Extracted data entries

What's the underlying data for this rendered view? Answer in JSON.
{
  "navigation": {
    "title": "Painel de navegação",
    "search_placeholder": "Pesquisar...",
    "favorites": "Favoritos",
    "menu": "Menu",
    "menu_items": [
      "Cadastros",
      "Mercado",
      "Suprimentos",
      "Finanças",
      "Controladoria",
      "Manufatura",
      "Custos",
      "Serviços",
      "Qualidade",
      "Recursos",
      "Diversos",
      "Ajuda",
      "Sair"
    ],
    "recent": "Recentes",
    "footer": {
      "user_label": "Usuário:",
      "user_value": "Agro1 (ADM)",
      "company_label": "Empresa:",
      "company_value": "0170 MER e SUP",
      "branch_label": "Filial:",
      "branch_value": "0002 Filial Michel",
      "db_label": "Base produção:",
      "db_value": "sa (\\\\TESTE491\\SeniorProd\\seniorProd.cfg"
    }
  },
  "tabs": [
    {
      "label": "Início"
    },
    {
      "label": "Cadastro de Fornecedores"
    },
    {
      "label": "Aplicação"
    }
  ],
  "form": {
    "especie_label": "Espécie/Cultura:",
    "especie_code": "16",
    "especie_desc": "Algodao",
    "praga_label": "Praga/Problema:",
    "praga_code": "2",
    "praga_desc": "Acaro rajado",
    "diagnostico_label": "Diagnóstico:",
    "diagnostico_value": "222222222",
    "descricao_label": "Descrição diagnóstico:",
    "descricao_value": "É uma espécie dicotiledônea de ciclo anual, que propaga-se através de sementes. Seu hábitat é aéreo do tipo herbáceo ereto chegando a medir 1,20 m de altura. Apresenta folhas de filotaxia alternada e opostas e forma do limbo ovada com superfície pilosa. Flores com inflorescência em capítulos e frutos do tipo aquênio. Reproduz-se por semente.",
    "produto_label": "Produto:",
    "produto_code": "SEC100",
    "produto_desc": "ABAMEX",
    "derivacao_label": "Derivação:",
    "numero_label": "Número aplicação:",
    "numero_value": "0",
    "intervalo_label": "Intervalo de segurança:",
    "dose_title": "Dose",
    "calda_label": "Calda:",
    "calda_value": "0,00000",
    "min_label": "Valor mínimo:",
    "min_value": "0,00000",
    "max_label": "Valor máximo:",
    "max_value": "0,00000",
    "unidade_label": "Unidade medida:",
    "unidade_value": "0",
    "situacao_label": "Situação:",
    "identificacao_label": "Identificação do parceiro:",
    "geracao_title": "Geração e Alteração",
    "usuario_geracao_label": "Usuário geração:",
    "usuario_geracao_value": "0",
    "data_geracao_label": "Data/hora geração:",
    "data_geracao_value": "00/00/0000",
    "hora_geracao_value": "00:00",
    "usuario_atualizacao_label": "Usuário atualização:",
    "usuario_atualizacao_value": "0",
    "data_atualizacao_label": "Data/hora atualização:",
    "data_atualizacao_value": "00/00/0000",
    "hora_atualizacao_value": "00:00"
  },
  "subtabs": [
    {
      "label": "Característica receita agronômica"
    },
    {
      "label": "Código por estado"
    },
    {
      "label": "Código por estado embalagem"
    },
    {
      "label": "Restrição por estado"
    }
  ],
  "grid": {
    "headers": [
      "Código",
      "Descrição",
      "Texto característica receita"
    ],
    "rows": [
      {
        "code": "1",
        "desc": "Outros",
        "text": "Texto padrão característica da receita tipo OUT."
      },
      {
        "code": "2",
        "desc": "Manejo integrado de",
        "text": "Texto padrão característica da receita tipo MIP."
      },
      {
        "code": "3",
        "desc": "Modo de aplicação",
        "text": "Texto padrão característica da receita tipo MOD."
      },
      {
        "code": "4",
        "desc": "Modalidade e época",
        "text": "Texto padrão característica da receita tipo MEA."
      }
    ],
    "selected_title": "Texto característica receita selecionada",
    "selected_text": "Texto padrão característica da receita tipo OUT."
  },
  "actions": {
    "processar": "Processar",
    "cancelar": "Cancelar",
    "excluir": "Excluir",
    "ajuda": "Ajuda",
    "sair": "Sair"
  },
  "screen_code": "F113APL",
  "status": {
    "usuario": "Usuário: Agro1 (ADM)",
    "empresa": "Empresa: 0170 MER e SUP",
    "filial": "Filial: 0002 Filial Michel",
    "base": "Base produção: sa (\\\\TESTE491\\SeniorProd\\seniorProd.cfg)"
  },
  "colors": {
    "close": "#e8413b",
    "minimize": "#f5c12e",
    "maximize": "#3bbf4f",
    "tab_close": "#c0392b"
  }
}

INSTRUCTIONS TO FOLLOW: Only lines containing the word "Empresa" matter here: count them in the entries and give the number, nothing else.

THE COMPLETED TASK: 2